Director: Dibakar Banerjee
Cast: Parineeti Chopra, Arjun Kapoor, Neena Gupta, Raghubir Yadav, Jaideep Ahlawat and more
Release: March 19, in cinemas
“Tu lipstick wali leke jaayega, ke bina lipstick wali (Will you go on a one night stand with a girl who is wearing lipstick or the one without it)?” Dibakar Banerjee’s new film starts with a couple of creepy guys discussing their fantasies while the one sitting in front tells the person driving to overtake one of the cars.
We are told this is the outskirts of Delhi, the underbelly of the country’s capital and the car he overtakes, is of Arjun Kapoor’s character, who yells in a distinctive Haryanvi accent after his car has been overtaken. The titles role and after the same, we see the same scene from the perspective of our protagonists Sandy Walia aka Sandeep Kaur(Parineeti Chopra) and a Haryana Police constable, Satinder ‘Pinky’ Dahiya.
The 10-minute sequence elaborates and gives a peek into Pinky and Sandeep. Pinky, a constable, belonging to the lower-rung of the society, which is deeply rooted in patriarchy, divided and unequal in terms of class, caste, gender. While Sandy Walia, with her straightened hair, fancy clothes, expensive designer bags and a shady past relationship with her boss belongs to the upper class working in a banking job.
The two protagonists represent two versions of India that are at constant tussle due to differences in upbringing, mindset and life experiences.
Dibakar and his co-writer Varun Grover (Sacred Games, Masaan) set the world beautifully. There’s a touch of reality in the setting, the characters and the world of SAPF.

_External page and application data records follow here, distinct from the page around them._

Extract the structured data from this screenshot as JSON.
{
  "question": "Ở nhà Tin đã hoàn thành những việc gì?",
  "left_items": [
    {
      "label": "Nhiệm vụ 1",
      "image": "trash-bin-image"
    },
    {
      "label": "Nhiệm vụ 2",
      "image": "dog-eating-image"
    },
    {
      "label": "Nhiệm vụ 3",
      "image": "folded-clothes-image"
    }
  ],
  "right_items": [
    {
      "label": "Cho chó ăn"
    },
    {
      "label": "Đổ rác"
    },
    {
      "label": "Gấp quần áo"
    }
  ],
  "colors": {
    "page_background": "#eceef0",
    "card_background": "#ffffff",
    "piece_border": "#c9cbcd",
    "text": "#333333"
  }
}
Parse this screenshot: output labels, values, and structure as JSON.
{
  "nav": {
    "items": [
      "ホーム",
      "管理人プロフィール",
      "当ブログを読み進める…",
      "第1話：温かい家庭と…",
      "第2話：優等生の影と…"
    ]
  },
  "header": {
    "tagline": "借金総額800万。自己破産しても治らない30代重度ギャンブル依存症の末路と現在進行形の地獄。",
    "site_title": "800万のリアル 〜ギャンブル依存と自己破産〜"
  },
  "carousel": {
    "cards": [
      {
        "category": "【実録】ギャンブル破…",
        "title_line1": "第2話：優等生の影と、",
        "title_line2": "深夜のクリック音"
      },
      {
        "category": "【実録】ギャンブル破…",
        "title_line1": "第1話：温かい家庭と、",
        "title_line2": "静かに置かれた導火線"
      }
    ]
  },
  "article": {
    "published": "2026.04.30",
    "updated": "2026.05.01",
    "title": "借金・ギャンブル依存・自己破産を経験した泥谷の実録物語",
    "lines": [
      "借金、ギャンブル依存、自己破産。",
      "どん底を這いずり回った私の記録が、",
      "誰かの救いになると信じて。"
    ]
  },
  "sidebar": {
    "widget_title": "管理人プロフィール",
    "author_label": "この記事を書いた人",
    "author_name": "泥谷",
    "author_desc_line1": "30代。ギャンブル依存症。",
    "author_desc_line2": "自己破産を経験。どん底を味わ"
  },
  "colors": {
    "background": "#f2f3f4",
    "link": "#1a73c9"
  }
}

The story moves at a snail’s pace and the viewer could get itchy as the warming up takes time. But, the engaging plot, especially the backstory of the characters, which comes and goes through flashbacks, indicates there is something simmering, even though at the expense of time.
Both Sandeep and Pinky are running. One after being betrayed by his own boss when he gets to know that he was going to get killed in the first place, while the other sowing seeds of her questionable taste in men and her boss is now after her life.
The running takes them and the viewers from the badlands of North India to the scenic mountains at the Nepal border in Pithoragarh. Here, we meet an ageing couple, the Mehras, played by the exceptional Neena Gupta and Raghubir Yadav, who disagree on the fact that will their daughter whose room is given to Sandy and Pinky as paying guests, visits them frequently or will visit them in future or not?
This is where the promising idea gets lost and the plot gets more convoluted with additions of a banking scam and Sandeep trying to get her revenge from her pervert boss through Yadav’s character, who has also invested in the same scheme.
Kapoor, as the rugged and grumpy unlikeable cop with a dwindling Haryanvi accent, holds his ground but is let-down by the lack of detailing in his character. He is earnest in whatever he does, whether it’s attempted strangulation or the anger and frustration which he lets out or that amazing dance sequence where lets loose as if no one’s watching.
Chopra, however, gets the better part of the cake. She is scratchy at the start, but it gets better, way better as the layers start to unfold and her acting skills are at display.
Ultimately, the film’s initial promise of a comedic thriller about the class divide gets lost in its pace and execution. Also, an actor of the stature of Jaideep Ahlawat as Tyagi, Kapoor’s boss is wasted.
Not all is lost though, Dibakar Banerjee as a director demands the attention of the viewers and dedication from the actors and it shows. Wish he had given a little more of this attention to the screenplay as well.
“Hum sirf number hain tumhare liye, idhar fit nahi aaye toh udhar fit kar diye (We are just numbers for you, if we are not worth at one place, we get fitted at some other),” says Pinky to Sandeep. How I wish, it could have been built on from there, but sadly it gets off-track soon.